    the fact that field lines from flux domains with two different connectivities, say, A → A′ and B → B′, are reconnected to form field lines in two new flux domains with connectivities A → B′ and B → A′, exactly as in the 2‐D case. In three dimensions, however, it is generally not possible to identify pairs of field lines that reconnect to form new pairs of field lines [e.g., Hornig and Priest, 2003; Pontin et al., 2005b], apart from nongeneric special cases. Instead, reconnection will occur continually and continuously throughout the finite diffusion region, converting flux from two domains into flux in two other domains. A consequence of this is that, in three dimensions, the field line mapping is, in general, continuous between prereconnected and postreconnected field lines, as opposed to discontinuous. The theory behind this behavior is explained by Hornig and Priest [2003] using a kinematic model and is illustrated very nicely using numerical experiments by Pontin et al. [2005a] and Aulanier et al. [2006]. From their kinematic model, Hornig and Priest [2003] hypothesize that counterrotating flows are an impor- tant ingredient of 3‐D reconnection. Also, note that such a flow pattern is implicit within the general reconnection model of Hesse [1995]. [7] Generic magnetic separators are lines which divide

    four topologically distinct flux domains and hence are loca- tions about which reconnection often occurs. They are the intersection of two separatrix surfaces. (Nongeneric separa- tors involve a spine line from a null, but we ignore these since they are structurally unstable.) Separatrix surfaces are sur- faces of field lines that encompass flux from a single source. The field lines in these surfaces originate from nulls, bald edges [Haynes, 2007], or bald patches [Bungey et al., 1996]. The four flux domains surrounding a separator are divided by the two separatrix surfaces. Separators are often termed “X lines” because of the belief that the projection of the magnetic field lines in a 2‐D plane perpendicular to the separator has the form of a 2‐DX point. Note, however, that the term X line is ambiguous and is also commonly used
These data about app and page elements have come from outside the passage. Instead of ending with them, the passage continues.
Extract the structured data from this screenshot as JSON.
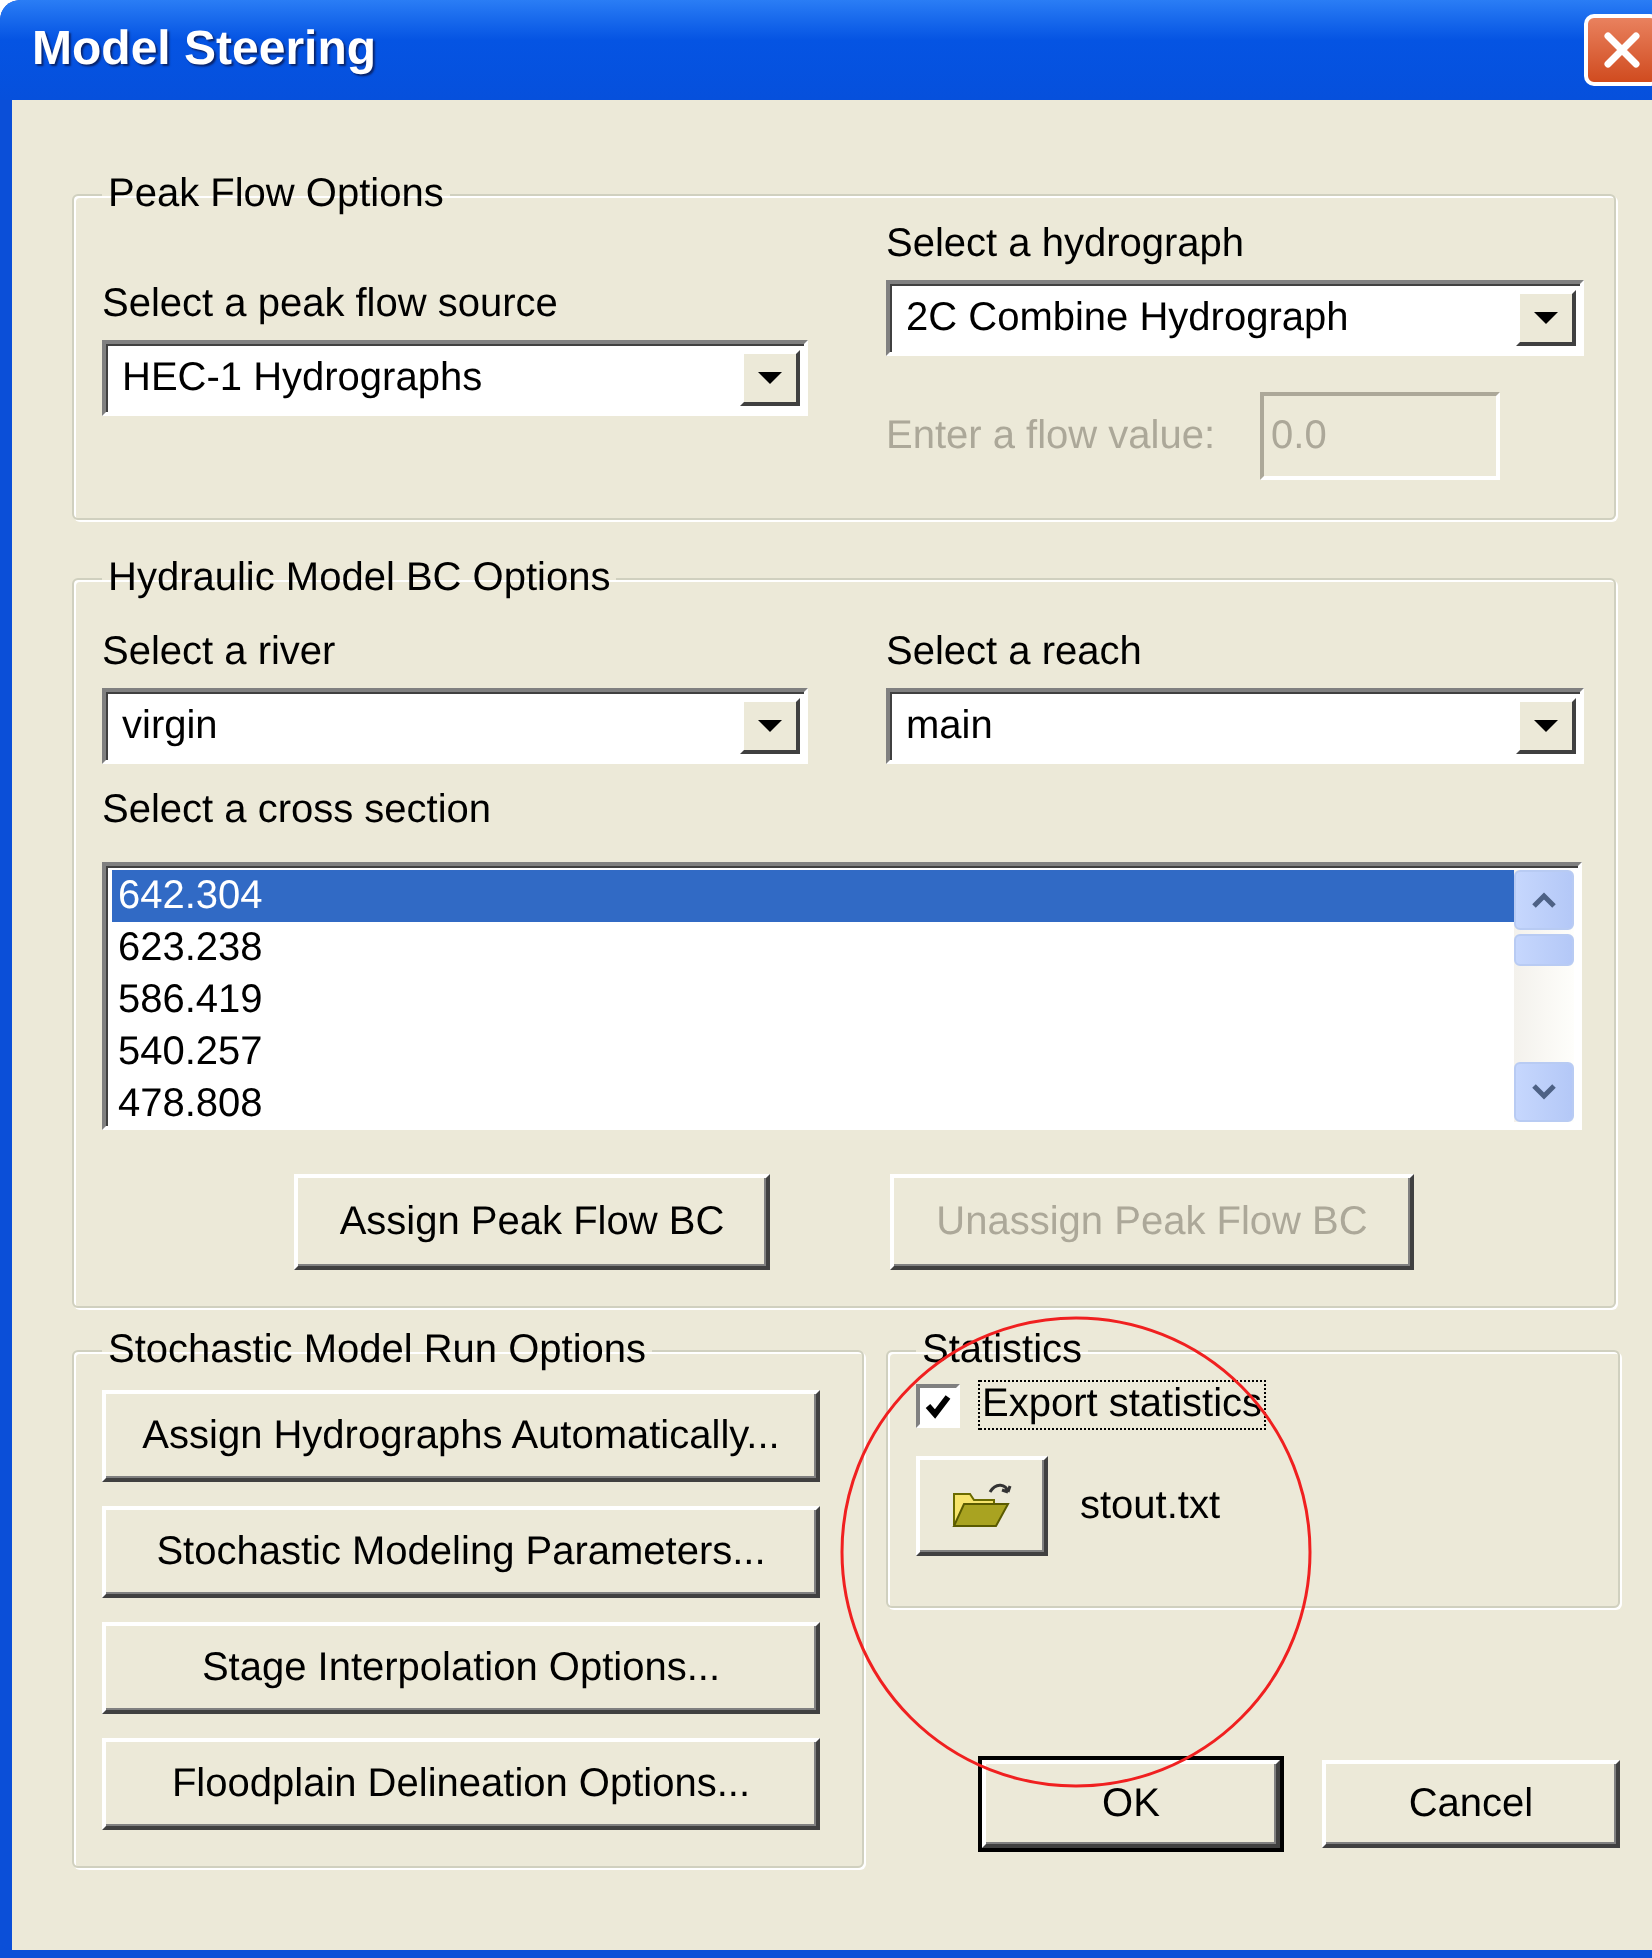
{
  "window": {
    "title": "Model Steering"
  },
  "peak_flow_options": {
    "title": "Peak Flow Options",
    "source_label": "Select a peak flow source",
    "source_value": "HEC-1 Hydrographs",
    "hydrograph_label": "Select a hydrograph",
    "hydrograph_value": "2C Combine Hydrograph",
    "flow_label": "Enter a flow value:",
    "flow_value": "0.0",
    "flow_disabled": true
  },
  "hydraulic_bc_options": {
    "title": "Hydraulic Model BC Options",
    "river_label": "Select a river",
    "river_value": "virgin",
    "reach_label": "Select a reach",
    "reach_value": "main",
    "cross_section_label": "Select a cross section",
    "cross_sections": [
      {
        "label": "642.304",
        "selected": true
      },
      {
        "label": "623.238",
        "selected": false
      },
      {
        "label": "586.419",
        "selected": false
      },
      {
        "label": "540.257",
        "selected": false
      },
      {
        "label": "478.808",
        "selected": false
      }
    ],
    "buttons": [
      {
        "label": "Assign Peak Flow BC",
        "disabled": false
      },
      {
        "label": "Unassign Peak Flow BC",
        "disabled": true
      }
    ]
  },
  "stochastic_options": {
    "title": "Stochastic Model Run Options",
    "buttons": [
      "Assign Hydrographs Automatically...",
      "Stochastic Modeling Parameters...",
      "Stage Interpolation Options...",
      "Floodplain Delineation Options..."
    ]
  },
  "statistics": {
    "title": "Statistics",
    "export_label": "Export statistics",
    "export_checked": true,
    "file_name": "stout.txt"
  },
  "buttons": [
    {
      "label": "OK",
      "default": true
    },
    {
      "label": "Cancel",
      "default": false
    }
  ]
}
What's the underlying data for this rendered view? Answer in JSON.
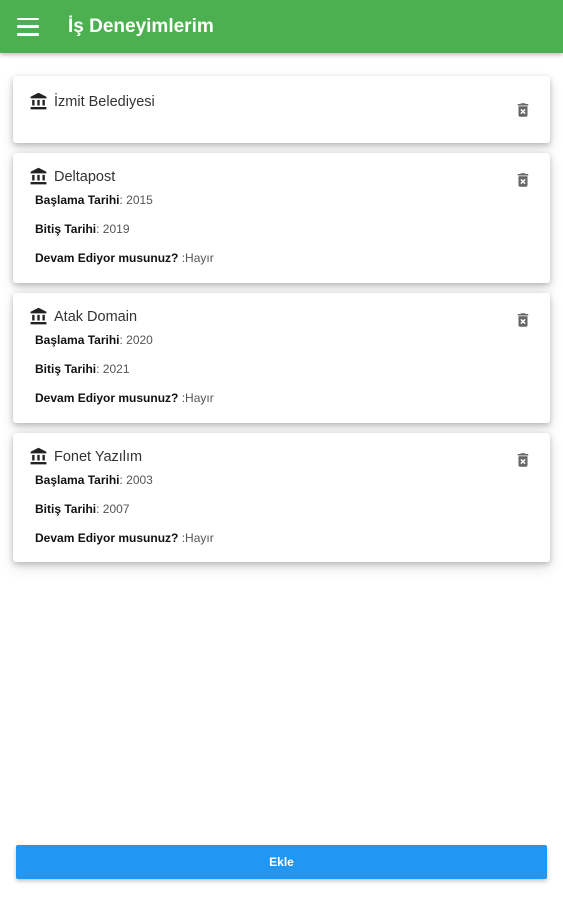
{
  "appbar": {
    "title": "İş Deneyimlerim",
    "color": "#4caf50"
  },
  "labels": {
    "start": "Başlama Tarihi",
    "end": "Bitiş Tarihi",
    "ongoing": "Devam Ediyor musunuz?"
  },
  "experiences": [
    {
      "company": "İzmit Belediyesi"
    },
    {
      "company": "Deltapost",
      "start": ": 2015",
      "end": ": 2019",
      "ongoing": " :Hayır"
    },
    {
      "company": "Atak Domain",
      "start": ": 2020",
      "end": ": 2021",
      "ongoing": " :Hayır"
    },
    {
      "company": "Fonet Yazılım",
      "start": ": 2003",
      "end": ": 2007",
      "ongoing": " :Hayır"
    }
  ],
  "add_button": {
    "label": "Ekle",
    "color": "#2196f3"
  },
  "icons": {
    "menu": "menu-icon",
    "company": "bank-icon",
    "delete": "delete-icon"
  }
}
    for a line of X‐type nulls, which is a structurally unstable topological feature [e.g., Hesse and Schindler, 1988]. We therefore do not adopt this term. [8] The aim of this paper is to determine the main char-

    acteristics of separator reconnection. In order to make the work in this paper clear, we first explain our terminology in section 2. For comparative purposes, we then discuss briefly the magnetic field of potential separators (section 3). Our main interest is in investigating the 3‐D magnetic field structure of nonpotential separators and, during separator reconnection, the relationship between the magnetic and velocity fields in 2‐D planes perpendicular to the separator. To do this, we use a 3‐D resistive MHD experiment which is described in section 4. In section 5, we address the fol- lowing questions: (1) What is the nature of the current density along a separator? (2) Where does reconnection occur along separators? (3) What is the projection of the 3‐D magnetic field in a 2‐D cut perpendicular to a separator? (4) During reconnection, what is the structure of the 3‐D